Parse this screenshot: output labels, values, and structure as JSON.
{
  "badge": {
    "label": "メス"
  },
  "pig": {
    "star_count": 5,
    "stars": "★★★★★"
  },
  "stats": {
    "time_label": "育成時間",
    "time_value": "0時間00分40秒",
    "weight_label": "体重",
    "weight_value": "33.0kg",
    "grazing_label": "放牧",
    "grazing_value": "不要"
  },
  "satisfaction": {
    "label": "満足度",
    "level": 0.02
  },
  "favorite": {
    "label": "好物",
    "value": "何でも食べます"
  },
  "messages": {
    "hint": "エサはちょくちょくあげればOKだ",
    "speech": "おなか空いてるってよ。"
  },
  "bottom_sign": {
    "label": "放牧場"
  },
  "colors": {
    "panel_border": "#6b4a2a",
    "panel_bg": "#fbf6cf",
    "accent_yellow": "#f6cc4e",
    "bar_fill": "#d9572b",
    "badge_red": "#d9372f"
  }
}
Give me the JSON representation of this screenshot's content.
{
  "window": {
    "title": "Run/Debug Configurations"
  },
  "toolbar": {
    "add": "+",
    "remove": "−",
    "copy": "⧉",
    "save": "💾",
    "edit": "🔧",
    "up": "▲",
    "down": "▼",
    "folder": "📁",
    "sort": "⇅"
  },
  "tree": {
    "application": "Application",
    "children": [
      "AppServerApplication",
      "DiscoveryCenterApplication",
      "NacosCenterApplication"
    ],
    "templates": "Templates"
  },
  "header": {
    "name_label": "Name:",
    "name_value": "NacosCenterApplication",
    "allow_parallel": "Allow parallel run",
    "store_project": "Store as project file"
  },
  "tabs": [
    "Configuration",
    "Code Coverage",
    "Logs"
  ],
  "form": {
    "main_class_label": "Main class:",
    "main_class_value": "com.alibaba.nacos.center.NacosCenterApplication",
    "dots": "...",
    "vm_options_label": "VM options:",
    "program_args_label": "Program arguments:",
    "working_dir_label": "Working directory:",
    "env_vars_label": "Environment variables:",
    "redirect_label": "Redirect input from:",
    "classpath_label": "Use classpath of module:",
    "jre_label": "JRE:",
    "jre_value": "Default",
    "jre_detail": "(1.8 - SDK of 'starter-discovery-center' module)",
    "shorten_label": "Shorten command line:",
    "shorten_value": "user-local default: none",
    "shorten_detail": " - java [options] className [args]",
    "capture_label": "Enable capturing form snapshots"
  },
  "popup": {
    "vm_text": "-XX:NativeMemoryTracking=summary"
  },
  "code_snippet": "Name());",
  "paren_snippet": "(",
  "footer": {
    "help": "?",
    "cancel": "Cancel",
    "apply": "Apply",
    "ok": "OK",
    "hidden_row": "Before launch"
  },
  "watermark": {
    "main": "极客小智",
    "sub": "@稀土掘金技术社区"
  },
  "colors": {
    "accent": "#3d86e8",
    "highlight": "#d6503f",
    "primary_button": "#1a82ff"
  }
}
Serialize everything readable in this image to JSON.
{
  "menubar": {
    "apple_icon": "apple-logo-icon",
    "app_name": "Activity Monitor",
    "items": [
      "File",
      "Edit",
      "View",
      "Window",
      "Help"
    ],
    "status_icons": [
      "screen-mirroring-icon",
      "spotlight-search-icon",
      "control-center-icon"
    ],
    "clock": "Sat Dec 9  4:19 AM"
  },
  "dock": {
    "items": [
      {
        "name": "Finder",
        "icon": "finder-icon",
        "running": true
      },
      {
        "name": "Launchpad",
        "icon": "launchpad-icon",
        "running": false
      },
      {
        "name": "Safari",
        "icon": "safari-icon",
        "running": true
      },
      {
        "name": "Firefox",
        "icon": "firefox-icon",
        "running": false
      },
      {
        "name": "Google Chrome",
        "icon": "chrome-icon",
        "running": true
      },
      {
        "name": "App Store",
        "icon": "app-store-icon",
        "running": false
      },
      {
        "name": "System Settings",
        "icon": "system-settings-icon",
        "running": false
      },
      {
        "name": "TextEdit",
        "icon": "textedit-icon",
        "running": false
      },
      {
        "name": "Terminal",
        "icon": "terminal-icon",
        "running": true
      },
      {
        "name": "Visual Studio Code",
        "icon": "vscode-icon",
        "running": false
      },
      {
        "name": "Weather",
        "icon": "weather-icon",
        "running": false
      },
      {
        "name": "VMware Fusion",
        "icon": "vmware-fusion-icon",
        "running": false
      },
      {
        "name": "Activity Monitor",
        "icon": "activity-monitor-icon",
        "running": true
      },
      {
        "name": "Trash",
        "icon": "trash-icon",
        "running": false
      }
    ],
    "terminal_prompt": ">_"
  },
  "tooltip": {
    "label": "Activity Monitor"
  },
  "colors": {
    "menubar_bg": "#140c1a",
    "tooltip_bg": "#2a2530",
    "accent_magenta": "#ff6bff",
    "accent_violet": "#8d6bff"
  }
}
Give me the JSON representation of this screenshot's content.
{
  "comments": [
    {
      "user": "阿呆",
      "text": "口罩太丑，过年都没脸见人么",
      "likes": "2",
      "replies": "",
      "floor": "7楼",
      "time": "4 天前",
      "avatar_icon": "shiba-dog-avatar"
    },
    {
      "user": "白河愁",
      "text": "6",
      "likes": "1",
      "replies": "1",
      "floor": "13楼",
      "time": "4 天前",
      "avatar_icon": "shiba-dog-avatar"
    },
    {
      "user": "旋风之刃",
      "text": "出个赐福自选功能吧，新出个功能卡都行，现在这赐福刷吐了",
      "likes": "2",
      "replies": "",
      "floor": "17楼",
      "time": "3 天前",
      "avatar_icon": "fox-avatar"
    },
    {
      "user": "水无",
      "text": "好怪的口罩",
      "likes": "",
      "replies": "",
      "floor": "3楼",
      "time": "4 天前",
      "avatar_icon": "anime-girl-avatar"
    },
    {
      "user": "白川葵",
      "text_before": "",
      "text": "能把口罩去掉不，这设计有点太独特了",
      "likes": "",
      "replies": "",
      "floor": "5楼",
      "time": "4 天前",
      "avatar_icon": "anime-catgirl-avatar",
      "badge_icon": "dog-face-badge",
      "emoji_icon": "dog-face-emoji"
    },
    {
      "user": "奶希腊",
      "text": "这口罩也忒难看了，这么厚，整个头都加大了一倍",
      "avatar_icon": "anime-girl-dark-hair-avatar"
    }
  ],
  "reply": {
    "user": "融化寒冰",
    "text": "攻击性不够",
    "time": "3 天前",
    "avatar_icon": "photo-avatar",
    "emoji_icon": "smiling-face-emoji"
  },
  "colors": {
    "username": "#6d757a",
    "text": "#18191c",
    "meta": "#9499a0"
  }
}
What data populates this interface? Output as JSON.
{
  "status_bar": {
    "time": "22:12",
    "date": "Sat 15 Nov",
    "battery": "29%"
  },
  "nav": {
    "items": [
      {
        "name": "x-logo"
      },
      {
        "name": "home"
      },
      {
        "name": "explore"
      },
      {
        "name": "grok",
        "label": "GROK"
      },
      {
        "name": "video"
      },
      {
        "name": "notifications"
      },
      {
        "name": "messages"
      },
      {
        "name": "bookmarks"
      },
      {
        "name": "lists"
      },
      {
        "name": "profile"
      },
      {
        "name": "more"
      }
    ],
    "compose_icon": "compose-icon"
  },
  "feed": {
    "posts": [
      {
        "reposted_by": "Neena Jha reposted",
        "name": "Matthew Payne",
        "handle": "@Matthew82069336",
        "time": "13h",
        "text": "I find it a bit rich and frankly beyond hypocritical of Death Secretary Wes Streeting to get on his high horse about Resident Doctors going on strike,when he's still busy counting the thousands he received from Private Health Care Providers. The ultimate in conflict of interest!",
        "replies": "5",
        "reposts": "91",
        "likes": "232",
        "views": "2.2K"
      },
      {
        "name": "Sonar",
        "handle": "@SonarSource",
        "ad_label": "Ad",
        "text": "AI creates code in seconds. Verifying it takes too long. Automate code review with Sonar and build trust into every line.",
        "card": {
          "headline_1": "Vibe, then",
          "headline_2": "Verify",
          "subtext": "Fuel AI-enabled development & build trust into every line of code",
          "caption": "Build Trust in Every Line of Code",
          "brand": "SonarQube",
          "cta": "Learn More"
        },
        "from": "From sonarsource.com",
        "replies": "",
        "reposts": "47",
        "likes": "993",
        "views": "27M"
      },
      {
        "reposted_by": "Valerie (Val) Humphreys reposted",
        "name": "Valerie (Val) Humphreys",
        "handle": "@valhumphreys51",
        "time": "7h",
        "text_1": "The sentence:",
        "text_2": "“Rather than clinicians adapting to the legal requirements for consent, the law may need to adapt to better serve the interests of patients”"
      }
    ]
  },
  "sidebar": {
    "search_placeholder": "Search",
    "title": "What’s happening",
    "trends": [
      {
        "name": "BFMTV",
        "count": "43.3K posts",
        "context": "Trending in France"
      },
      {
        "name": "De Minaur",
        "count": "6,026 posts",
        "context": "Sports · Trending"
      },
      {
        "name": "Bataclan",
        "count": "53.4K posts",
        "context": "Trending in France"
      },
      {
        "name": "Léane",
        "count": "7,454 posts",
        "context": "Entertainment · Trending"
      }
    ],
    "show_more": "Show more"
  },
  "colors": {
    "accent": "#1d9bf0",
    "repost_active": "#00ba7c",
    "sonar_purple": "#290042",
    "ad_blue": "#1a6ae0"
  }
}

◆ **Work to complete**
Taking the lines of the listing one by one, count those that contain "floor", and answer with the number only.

◆ **Output of the task**
5